“You know you’re getting old when everything hurts. And what doesn’t hurt doesn’t work.” Those words of Hy Gardner, former columnist for the New York Herald Tribune could be prophetic for sedentary Boomers who choose to live an inactive lifestyle. But that doesn’t have to be your reality. If feeding your face and pushing buttons on the remote control is your only daily exercise, and you have more aches and pains than a quarterback abruptly sandwiched between two linebackers, then there may be a simple solution. Get off the couch and move. Word up from this Baby Boomer – exercising not only improves your quality of life, it can be fun.
Each morning, when I awake, I look forward to working out, because exercising has become an essential part of my life; in conjunction with reading fitness books and magazines.
I enjoy the challenge of pushing myself and I have the battle scars to prove it. Just 10 years ago, I enrolled in a cardio kick boxing class and completed it unscathed. Okay, I lied. I got one minor injury, but was soon over it. In no time at all I was able to tap my foot again while listening to R. Kelly sing Step in the Name of Love.
Long distance walking is one of my favorite activities. For over two decades, I participated in numerous walk-a-thons supporting various causes like Breast Cancer, Osteoporosis, and the annual Fannie Mae Help the Homeless Walk. A 5 to 10 mile walk was a piece of cake for me – minus the calories. That was before I was recently ambushed by a torn cartilage in my right knee requiring arthroscopic surgery. Bummer! That curtailed my long distance walking. But while recuperating from the surgery I continuing doing cardio using Lisa Erickson’s Seated Aerobic Workout video. Need I say that where there is a will there’s a way?
I’ve always preferred exercising at home, because it is convenient and I can choose the time I want to workout. That’s usually very early in the morning like 4 or 5 AM. Over the years I have invested in various pieces of fitness equipment, a stationary bike, a treadmill, free weights of different sizes, and plenty of workout DVDs. My DVD library contains instructions in everything from yoga and Pilates to Theraband and balance ball workouts. I especially enjoy practicing yoga, because stretching and flexibility is important for preventing injuries and maintaining range of motion. To avoid boredom, I vary my exercise routines. And when I really want to rev things up, I pull out my Wii Fit Plus.

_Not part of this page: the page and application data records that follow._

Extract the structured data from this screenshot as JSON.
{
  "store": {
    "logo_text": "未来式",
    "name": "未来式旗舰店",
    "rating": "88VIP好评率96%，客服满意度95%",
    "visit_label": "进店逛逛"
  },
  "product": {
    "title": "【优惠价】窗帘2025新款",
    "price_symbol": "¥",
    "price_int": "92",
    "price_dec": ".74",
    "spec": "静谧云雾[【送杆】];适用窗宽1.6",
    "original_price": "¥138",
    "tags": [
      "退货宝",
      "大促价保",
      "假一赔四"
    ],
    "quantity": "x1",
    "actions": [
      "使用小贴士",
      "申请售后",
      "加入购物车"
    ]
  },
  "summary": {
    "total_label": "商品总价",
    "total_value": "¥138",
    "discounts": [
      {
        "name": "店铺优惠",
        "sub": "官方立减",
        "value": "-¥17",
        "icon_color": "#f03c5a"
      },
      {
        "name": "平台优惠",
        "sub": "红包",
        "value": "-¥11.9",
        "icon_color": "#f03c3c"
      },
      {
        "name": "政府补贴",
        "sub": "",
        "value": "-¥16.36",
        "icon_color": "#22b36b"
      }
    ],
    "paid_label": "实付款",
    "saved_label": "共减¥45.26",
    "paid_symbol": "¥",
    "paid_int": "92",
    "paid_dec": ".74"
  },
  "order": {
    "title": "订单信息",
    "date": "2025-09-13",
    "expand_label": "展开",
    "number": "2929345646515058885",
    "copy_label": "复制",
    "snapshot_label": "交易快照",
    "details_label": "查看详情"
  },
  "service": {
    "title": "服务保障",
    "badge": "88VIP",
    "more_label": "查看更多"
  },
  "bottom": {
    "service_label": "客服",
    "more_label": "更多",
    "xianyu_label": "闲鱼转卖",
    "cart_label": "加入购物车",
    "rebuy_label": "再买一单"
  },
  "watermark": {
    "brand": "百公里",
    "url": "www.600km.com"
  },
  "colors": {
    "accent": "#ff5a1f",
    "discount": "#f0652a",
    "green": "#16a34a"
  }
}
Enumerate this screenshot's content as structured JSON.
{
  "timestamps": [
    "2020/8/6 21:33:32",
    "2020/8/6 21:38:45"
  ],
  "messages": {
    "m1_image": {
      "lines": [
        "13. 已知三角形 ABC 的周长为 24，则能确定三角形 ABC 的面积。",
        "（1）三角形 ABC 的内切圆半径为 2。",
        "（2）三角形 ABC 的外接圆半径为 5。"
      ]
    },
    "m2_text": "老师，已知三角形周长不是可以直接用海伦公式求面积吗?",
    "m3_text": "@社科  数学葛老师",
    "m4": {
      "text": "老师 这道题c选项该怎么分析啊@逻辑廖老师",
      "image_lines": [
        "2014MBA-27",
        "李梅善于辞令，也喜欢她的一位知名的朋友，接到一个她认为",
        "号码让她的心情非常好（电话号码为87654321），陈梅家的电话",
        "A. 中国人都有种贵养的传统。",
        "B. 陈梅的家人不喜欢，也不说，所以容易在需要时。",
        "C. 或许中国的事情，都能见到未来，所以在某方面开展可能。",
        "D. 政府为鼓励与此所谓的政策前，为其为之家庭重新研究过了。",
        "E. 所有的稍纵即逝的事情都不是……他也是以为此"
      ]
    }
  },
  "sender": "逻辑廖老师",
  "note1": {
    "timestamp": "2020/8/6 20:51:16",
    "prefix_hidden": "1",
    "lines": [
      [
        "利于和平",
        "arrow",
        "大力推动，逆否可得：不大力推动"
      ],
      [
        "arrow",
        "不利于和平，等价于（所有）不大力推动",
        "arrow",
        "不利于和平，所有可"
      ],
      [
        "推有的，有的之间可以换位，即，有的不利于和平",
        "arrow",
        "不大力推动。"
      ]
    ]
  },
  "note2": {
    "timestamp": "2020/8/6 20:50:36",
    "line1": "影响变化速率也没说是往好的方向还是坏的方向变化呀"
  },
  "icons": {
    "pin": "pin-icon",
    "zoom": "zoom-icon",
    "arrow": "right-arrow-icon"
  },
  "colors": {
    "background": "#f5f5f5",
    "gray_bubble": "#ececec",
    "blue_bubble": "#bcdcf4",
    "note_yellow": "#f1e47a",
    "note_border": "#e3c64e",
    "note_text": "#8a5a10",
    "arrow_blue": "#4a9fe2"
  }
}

When I want to exercise away from home, I workout at Curves. I truly enjoy the challenging 30 minutes of circuit training and it doesn’t bother me that after I am done I look like someone drenched me in a bucket of water. The Curves circuit works all of my muscle groups and after I finish the rounds, I may grab a hula hoop and do 500 spins. Or I’ll go home and using one of my two weighted hula hoops push myself to do 1000 spins. Hooping is an excellent weight buster.
Warming up and cooling down after exercising is important, because it allows your heart rate to increase and decrease gradually. This is very important if you have hypertension. The benefits of regular exercise are countless. It lowers blood pressure, increases energy, improves balance, boosts the immune system, builds strength and sheds unwanted pounds. And an added plus – exercising releases endorphins responsible for that euphoric feeling, like a runner’s high. I ask you detoxed hippies, “What’s better than a natural high?”
Boomer Baby, if you are exercising regularly, more power to you. If not – try it. And if you think that you are too old to exercise, use a little humor to erase that thought. Remind yourself, as I do, of a favorite quote that I saw somewhere, “Inside every older person is a younger person wondering what the hell happened.”